Most standard product Onda offers originate from a “custom” request that eventually serve multiple customers. Please inquire if your measurement needs are not fully met. Some examples of our development projects include:
Wet photomask cleaning relies on megasonic agitation to enhance the process, but there are many challenges to reliably control performance in terms of particle removal efficiency (PRE) and damage. With the shift to pellicle-free EUV masks, photomask processes are more vulnerable to contamination. This gap exists largely because of the unavailability of appropriate measurement of the acoustic field.

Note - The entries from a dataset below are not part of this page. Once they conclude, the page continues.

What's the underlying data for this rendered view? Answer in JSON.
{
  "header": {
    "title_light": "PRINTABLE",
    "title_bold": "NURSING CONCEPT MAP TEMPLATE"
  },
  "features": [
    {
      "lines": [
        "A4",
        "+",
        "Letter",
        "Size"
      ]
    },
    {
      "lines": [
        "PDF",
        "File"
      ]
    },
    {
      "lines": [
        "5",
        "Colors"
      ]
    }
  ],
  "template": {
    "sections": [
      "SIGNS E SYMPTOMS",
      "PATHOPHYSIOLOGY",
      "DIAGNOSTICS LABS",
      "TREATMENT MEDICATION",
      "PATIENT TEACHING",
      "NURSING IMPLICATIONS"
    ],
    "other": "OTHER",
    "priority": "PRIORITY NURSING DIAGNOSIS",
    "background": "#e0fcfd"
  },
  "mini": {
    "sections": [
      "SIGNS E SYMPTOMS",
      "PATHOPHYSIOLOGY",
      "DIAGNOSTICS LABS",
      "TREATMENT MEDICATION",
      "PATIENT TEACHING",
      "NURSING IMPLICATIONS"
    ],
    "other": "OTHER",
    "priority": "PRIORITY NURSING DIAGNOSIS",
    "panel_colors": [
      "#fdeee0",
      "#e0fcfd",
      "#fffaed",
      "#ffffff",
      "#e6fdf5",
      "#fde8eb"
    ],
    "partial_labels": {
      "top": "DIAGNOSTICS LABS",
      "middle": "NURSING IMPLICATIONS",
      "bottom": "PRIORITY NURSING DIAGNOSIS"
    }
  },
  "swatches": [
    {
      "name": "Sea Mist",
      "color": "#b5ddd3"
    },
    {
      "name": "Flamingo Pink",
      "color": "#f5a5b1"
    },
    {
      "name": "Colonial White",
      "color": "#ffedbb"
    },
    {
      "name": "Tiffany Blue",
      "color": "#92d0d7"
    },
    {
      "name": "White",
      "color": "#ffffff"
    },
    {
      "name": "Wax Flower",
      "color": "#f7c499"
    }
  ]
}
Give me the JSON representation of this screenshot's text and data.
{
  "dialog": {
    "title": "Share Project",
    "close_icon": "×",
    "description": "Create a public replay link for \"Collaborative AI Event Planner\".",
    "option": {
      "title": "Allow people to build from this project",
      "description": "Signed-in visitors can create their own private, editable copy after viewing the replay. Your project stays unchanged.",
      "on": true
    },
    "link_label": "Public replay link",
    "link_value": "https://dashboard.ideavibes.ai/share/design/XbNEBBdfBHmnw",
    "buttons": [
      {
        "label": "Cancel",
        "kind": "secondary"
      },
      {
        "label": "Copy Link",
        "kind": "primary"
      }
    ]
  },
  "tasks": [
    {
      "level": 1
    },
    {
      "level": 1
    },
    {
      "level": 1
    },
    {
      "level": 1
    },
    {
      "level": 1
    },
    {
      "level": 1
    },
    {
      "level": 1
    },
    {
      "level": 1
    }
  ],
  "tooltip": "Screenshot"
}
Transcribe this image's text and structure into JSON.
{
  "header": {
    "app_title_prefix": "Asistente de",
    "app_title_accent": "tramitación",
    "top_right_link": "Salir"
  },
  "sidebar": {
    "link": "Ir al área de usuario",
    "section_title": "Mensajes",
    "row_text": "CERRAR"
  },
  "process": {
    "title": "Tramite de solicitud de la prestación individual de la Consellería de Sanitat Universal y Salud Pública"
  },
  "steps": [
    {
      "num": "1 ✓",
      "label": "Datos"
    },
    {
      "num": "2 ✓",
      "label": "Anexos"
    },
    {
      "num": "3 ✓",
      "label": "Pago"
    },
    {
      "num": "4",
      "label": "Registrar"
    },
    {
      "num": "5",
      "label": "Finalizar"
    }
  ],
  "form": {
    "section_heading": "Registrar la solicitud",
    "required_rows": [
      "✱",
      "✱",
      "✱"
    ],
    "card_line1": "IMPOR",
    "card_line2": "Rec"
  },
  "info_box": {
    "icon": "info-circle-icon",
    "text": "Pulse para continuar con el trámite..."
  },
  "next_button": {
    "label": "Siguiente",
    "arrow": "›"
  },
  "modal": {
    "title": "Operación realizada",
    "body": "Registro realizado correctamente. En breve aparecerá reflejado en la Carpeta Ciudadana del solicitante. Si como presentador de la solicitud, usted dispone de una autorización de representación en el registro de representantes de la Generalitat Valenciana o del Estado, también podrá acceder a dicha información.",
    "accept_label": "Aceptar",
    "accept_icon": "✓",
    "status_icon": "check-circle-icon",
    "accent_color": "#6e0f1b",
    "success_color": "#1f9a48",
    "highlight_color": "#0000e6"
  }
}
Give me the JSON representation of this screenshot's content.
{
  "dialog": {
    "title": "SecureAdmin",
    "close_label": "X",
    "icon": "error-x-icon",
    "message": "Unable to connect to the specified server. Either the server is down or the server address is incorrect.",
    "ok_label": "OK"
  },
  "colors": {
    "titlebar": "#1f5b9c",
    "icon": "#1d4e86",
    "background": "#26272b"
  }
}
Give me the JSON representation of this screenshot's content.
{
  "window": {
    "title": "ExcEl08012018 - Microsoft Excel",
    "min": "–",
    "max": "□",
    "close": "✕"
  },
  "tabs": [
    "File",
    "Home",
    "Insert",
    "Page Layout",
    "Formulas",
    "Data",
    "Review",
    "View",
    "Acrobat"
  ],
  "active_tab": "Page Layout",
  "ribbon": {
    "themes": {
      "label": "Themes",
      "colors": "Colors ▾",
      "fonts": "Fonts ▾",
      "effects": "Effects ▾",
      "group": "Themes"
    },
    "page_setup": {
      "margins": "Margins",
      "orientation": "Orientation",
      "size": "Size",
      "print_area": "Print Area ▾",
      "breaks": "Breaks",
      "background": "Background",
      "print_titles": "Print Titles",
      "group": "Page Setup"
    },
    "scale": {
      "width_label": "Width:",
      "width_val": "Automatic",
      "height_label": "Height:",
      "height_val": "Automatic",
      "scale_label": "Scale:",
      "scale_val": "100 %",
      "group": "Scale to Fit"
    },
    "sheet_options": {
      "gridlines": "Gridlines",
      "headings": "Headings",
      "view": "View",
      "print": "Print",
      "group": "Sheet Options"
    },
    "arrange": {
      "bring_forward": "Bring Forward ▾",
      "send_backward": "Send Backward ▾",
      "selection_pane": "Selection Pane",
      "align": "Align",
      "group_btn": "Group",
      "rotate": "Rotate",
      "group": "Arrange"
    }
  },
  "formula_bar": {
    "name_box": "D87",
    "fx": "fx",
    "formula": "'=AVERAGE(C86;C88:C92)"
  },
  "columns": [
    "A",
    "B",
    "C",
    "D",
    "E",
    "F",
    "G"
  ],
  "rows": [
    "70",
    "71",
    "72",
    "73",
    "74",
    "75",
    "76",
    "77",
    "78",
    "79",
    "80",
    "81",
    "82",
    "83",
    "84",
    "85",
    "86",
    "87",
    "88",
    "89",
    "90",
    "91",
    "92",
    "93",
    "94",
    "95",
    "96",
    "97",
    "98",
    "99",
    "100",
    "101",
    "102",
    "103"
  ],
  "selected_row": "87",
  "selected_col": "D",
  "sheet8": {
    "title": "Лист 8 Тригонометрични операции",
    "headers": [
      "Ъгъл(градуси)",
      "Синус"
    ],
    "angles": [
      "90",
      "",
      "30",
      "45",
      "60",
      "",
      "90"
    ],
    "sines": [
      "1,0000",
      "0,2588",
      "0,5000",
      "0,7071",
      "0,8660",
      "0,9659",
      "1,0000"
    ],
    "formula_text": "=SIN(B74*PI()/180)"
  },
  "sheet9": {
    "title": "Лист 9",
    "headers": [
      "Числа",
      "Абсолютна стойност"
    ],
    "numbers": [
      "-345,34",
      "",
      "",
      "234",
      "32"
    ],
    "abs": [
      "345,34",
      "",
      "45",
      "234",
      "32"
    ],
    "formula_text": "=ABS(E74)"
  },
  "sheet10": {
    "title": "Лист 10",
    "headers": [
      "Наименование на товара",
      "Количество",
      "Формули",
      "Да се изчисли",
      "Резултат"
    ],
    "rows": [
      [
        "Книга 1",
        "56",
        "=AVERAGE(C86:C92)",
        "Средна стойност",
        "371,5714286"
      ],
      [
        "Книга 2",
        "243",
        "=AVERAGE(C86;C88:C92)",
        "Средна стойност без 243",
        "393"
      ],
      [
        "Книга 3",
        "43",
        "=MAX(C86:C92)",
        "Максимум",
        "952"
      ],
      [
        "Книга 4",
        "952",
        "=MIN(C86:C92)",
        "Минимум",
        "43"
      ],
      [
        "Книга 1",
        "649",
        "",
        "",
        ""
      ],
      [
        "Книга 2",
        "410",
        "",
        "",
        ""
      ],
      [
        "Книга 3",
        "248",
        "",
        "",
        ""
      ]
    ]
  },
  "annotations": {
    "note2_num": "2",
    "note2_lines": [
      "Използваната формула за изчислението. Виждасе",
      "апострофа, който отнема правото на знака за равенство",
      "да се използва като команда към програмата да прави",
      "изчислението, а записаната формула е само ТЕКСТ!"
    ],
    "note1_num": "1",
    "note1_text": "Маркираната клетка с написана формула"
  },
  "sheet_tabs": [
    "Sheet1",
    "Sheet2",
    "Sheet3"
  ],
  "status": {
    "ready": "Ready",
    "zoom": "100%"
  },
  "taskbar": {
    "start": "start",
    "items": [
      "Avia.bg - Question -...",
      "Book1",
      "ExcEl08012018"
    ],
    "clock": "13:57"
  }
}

Typically all that is specified about the acoustic output is the driving frequency and the electric power delivered to a transducer. The complexity of the actual cleaning process should account for other important process variables (e.g., frequency, power, chemistry, transducer orientation, flow rate, etc.), which demands an in-situ measurement. Understanding how the acoustic waves interact with the substrate is essential to optimize cleaning, and this knowledge is becoming accessible with the development of sensor arrays.
Sorry, no posts matched your criteria.
There are two main components: (1) the hydrophone to detect the acoustic pressure and (2) the meter to process the acoustic signal.
When selecting the hydrophone, factors such as the frequency range, chemistry compatibility, robustness, size, and cost must all be taken into account. The HCT hydrophone has a wide bandwidth and can support frequencies up to 1.2 MHz. The shaft material is Teflon and is compatible with a broad range of chemistries. Finally, the HCT has an outer diameter of 3 mm and the sensing element is mechanically isolated from the shaft to localize measurements to a point.
To select the right meter depends on the importance of absolute versus relative measurements. Process control use-cases may consist of multiple production lines across different facilities and require absolute measurements to directly compare one tank to another. In this case, a calibrated MCT-2000 may be more suitable. Relative measurements with the MCT-1200 may be adequate for quick spot checks or studies to characterize process trends (e.g., time).
Another factor is the need to quantify the cavitation performance. For R&D and process control, it may be useful to acquire lower-level transient and stable cavitation data to develop, tune, and monitor a process.
Both hydrophones are compatible with either meter. The cavitation meter does require a hydrophone calibration.
Please review a product comparison chart HERE.
To evaluate the performance of an ultrasonic system (e.g., cleaning tank), one must take into account the relationships between voltage, pressure, intensity, power, and frequency.
Hydrophones are designed to measure the mechanical sound pressure in water. Most hydrophone sensors are piezoelectric materials which convert mechanical energy to electrical energy. The acoustic pressure (Pa) detected is converted to a voltage output (V) which can be acquired and analyzed with an instrument such as the MCT-2000 cavitation meter, MCT-1200 pressure meter, or even an oscilloscope.
Because each hydrophone has an inherent frequency response, an acoustic calibration of the hydrophone determines the sensitivity as a function of frequency. This is measured in units of electrical output per unit of physical pressure (V/Pa) over a frequency range (Hz) and is traceable to a primary calibration laboratory. Only with a calibration is it possible to make absolute measurements of physical pressure.
The acoustic waveform is the acoustic pressure as a function of time. By post-processing the waveform, the total pressure can be separated into the direct field and cavitation pressure. Click HERE for further information about how the pressure components are determined.
The acoustic intensity or acoustic power density (W/cm2) is the product of pressure and velocity at any location. Since particle velocity can be measured only under very specific conditions (typically not an ultrasonic tank), the approximation that velocity is the pressure divided by the impedance of the medium is commonly used. However, this approximation is only valid when away from the source – and when the wave propagates “cleanly” without the presence of reflections.
Ultrasonic systems consist of a transducer driven by electronics, such as a generator. The drive electronics delivers electrical power (W) to the transducers to generate the acoustic field. The efficiency () of an ultrasonic system can be estimated as the acoustic power inside the vessel divided by the electrical power delivered to the transducer. The efficiency for each ultrasound system will vary since it depends on many design factors.
For additional information about measurement units, please refer to HERE.
Typically, hydrophones are calibrated annually.
Each Onda hydrophone includes an acoustic calibration certificate which follows IEC 62127-2, by performing the calibration by comparison to a reference hydrophone whose calibration is traceable to NPL. The detailed calibration method is described HERE.
A copy of a traceability certificate for calibrations of hydrophones and preamplifiers at Onda is available upon request.
It may be useful to work backwards.
Two parameters commonly used to control a cleaning process include the particle removal efficiency (PRE) and the localized damage. These parameters are often determined by visual, optical, or chemical methods, counting and binning particle or defect information. To translate these parameters to the acoustic performance, a correlation study to determine how process variables such as frequency, generator power, chemistry, temperature etc. influence the acoustic parameters including the direct field, stable cavitation, and transient cavitation pressure.
For reference, there are published studies available HERE.